Why Shouldn't I Include My Salary Requirements In Every Cover Letter?
Writing salary expectations without first being asked for them can possibly make you look like someone who: a) jumps in without thinking or b) is desperate. If you include your salary requirements on the cover letter, you take the chance of the figure being either too low or too high. In the first case, the company will save a lot of money, particularly if you have the skills that the employer is looking for (and you will be giving your skills away). In the latter, you will potentially spoil your chances of being called for an interview if the figure is too high, yet you are willing to negotiate in other areas.
If you genuinely feel that you should include your salary requirements, then by all means do so. However, you need to do this with a bit of finesse; you have to do it in such a way that you won't be pigeonholed into a particular figure. One effective way to do this is to employ the "range technique". You'll have to do some research and provide a range, beginning on the low end and ending on the high end. You can write something like, "Here is my salary expectation as required, which I believe will fall into the prevailing salary range for the position". You should also indicate that you are willing to negotiate. Writing a full paragraph or not sufficiently researching the prevailing salary in the industry may create an odd impression, which will probably work against you.
There Are No Guarantees
Providing your salary requirement is not a guarantee in itself of anything, let alone a hiring decision, so don't ask for a figure that is obviously higher than the industry standard. However, asking for too small a sum can fail to project you as a mature professional with overall awareness and one having good negotiating skills. All positions advertised will have salary ranges predetermined and asking candidates to specify them is really to find out whether suitable candidates fall within the range.
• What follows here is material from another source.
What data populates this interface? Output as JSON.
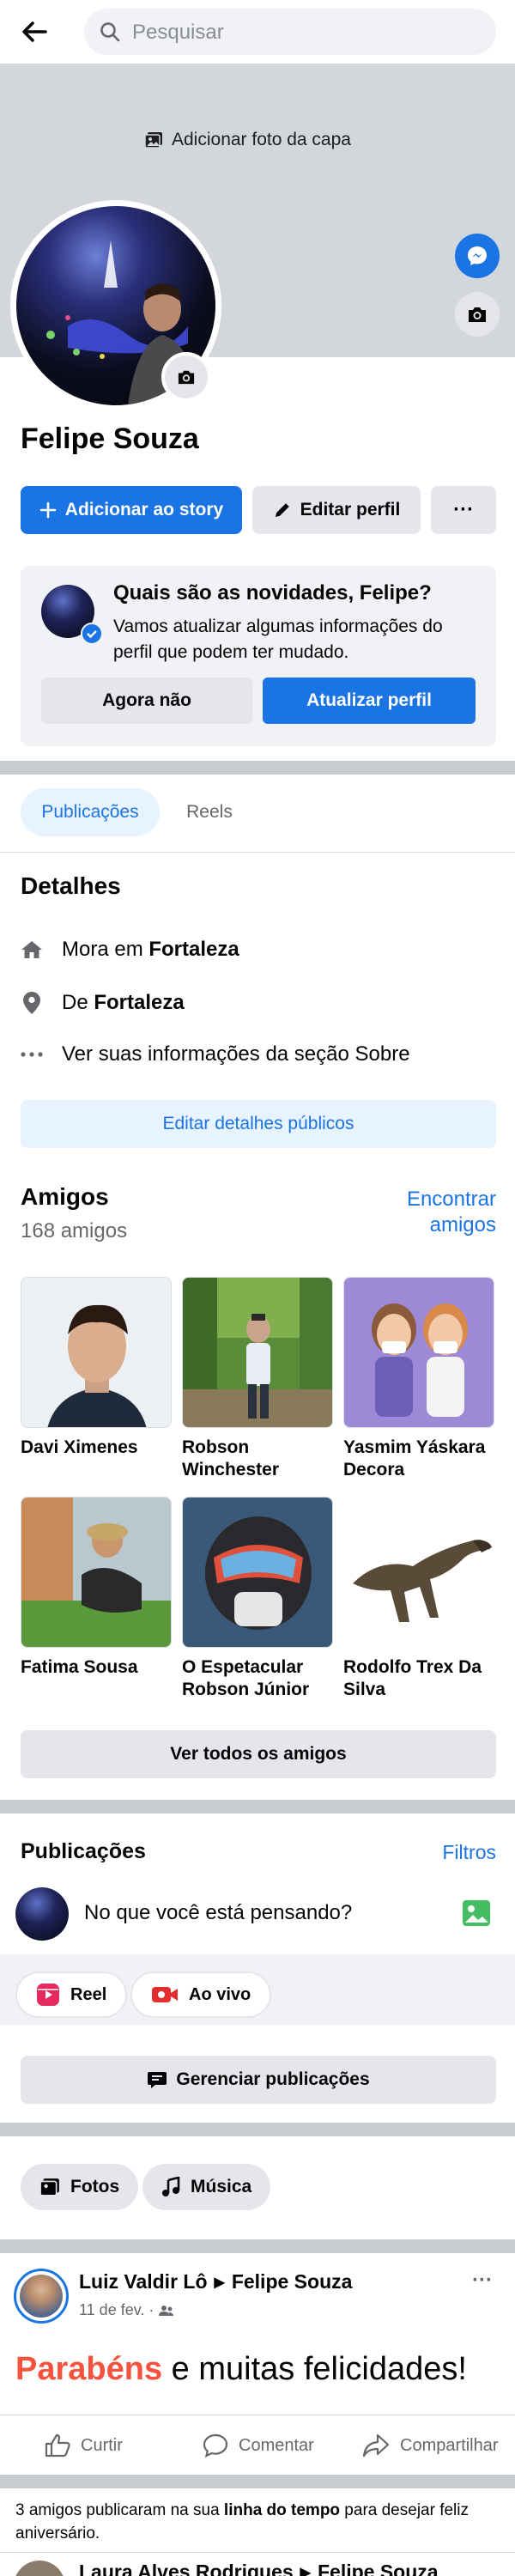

The final salary depends on how much a particular employer is willing to invest in you, your history and how you can contribute to the company. Nonetheless, the final figure still rests within a predetermined range, barring extreme cases where you can strongly justify your case.
In general, you should be reasonable with salary requirements and take care not to let the entire cover letter circle around it alone if you decide to include it at all. Be polite and matter-of-fact when writing it, as the company could be asking because of difficulties the company ran into due to someone over-qualified who asked for an out-of-the-range salary.
One thing that you should remember when faced with the "salary requirement question" is that companies do expect you to negotiate. Don't disappoint them.
© 2006 Heather Eager. All Rights Reserved.
About the Author:
Heather Eagar is a former professional resume writer who is now dedicated to providing job seekers with resources and products that promote job search success from beginning to end. If you need cover letter samples and tools, go to http://www.NothingbutCoverLetters.com